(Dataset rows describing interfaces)
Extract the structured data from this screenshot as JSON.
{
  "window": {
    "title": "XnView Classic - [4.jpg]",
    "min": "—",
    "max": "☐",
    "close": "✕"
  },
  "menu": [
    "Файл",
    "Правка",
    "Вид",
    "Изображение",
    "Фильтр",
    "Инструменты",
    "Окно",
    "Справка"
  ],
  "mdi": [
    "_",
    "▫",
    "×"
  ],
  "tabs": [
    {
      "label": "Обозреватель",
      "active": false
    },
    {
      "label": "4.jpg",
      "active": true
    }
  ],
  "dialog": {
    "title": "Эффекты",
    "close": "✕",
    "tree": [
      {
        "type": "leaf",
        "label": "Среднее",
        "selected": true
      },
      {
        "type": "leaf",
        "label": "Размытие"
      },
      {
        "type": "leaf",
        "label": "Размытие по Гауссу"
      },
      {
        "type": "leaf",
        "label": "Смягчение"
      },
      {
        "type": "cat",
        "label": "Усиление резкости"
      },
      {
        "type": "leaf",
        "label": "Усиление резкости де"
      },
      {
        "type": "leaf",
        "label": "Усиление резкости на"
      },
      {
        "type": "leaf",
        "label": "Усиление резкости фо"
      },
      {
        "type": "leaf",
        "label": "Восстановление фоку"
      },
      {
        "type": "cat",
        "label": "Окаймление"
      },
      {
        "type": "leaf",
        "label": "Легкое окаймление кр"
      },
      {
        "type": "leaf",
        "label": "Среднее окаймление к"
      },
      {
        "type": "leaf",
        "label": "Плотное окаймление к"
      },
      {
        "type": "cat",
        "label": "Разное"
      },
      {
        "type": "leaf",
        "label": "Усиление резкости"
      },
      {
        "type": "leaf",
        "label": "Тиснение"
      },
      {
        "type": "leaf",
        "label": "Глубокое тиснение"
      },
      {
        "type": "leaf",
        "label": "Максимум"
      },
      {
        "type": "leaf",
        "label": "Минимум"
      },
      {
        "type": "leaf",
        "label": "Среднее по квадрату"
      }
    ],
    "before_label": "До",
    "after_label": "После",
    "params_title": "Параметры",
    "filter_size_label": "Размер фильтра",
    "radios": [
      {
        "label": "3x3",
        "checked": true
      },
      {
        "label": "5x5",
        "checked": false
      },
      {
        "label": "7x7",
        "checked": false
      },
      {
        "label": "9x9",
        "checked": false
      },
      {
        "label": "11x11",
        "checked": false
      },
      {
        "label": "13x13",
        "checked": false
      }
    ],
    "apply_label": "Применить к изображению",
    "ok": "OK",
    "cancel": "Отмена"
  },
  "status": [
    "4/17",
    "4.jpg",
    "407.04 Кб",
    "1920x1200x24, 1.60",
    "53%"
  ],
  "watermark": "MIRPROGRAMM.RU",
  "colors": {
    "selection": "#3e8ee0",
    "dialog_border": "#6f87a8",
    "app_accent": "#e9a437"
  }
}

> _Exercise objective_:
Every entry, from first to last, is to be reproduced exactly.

> _Exercise solution_:
Extract the structured data from this screenshot as JSON.
{
  "window": {
    "title": "XnView Classic - [4.jpg]",
    "min": "—",
    "max": "☐",
    "close": "✕"
  },
  "menu": [
    "Файл",
    "Правка",
    "Вид",
    "Изображение",
    "Фильтр",
    "Инструменты",
    "Окно",
    "Справка"
  ],
  "mdi": [
    "_",
    "▫",
    "×"
  ],
  "tabs": [
    {
      "label": "Обозреватель",
      "active": false
    },
    {
      "label": "4.jpg",
      "active": true
    }
  ],
  "dialog": {
    "title": "Эффекты",
    "close": "✕",
    "tree": [
      {
        "type": "leaf",
        "label": "Среднее",
        "selected": true
      },
      {
        "type": "leaf",
        "label": "Размытие"
      },
      {
        "type": "leaf",
        "label": "Размытие по Гауссу"
      },
      {
        "type": "leaf",
        "label": "Смягчение"
      },
      {
        "type": "cat",
        "label": "Усиление резкости"
      },
      {
        "type": "leaf",
        "label": "Усиление резкости де"
      },
      {
        "type": "leaf",
        "label": "Усиление резкости на"
      },
      {
        "type": "leaf",
        "label": "Усиление резкости фо"
      },
      {
        "type": "leaf",
        "label": "Восстановление фоку"
      },
      {
        "type": "cat",
        "label": "Окаймление"
      },
      {
        "type": "leaf",
        "label": "Легкое окаймление кр"
      },
      {
        "type": "leaf",
        "label": "Среднее окаймление к"
      },
      {
        "type": "leaf",
        "label": "Плотное окаймление к"
      },
      {
        "type": "cat",
        "label": "Разное"
      },
      {
        "type": "leaf",
        "label": "Усиление резкости"
      },
      {
        "type": "leaf",
        "label": "Тиснение"
      },
      {
        "type": "leaf",
        "label": "Глубокое тиснение"
      },
      {
        "type": "leaf",
        "label": "Максимум"
      },
      {
        "type": "leaf",
        "label": "Минимум"
      },
      {
        "type": "leaf",
        "label": "Среднее по квадрату"
      }
    ],
    "before_label": "До",
    "after_label": "После",
    "params_title": "Параметры",
    "filter_size_label": "Размер фильтра",
    "radios": [
      {
        "label": "3x3",
        "checked": true
      },
      {
        "label": "5x5",
        "checked": false
      },
      {
        "label": "7x7",
        "checked": false
      },
      {
        "label": "9x9",
        "checked": false
      },
      {
        "label": "11x11",
        "checked": false
      },
      {
        "label": "13x13",
        "checked": false
      }
    ],
    "apply_label": "Применить к изображению",
    "ok": "OK",
    "cancel": "Отмена"
  },
  "status": [
    "4/17",
    "4.jpg",
    "407.04 Кб",
    "1920x1200x24, 1.60",
    "53%"
  ],
  "watermark": "MIRPROGRAMM.RU",
  "colors": {
    "selection": "#3e8ee0",
    "dialog_border": "#6f87a8",
    "app_accent": "#e9a437"
  }
}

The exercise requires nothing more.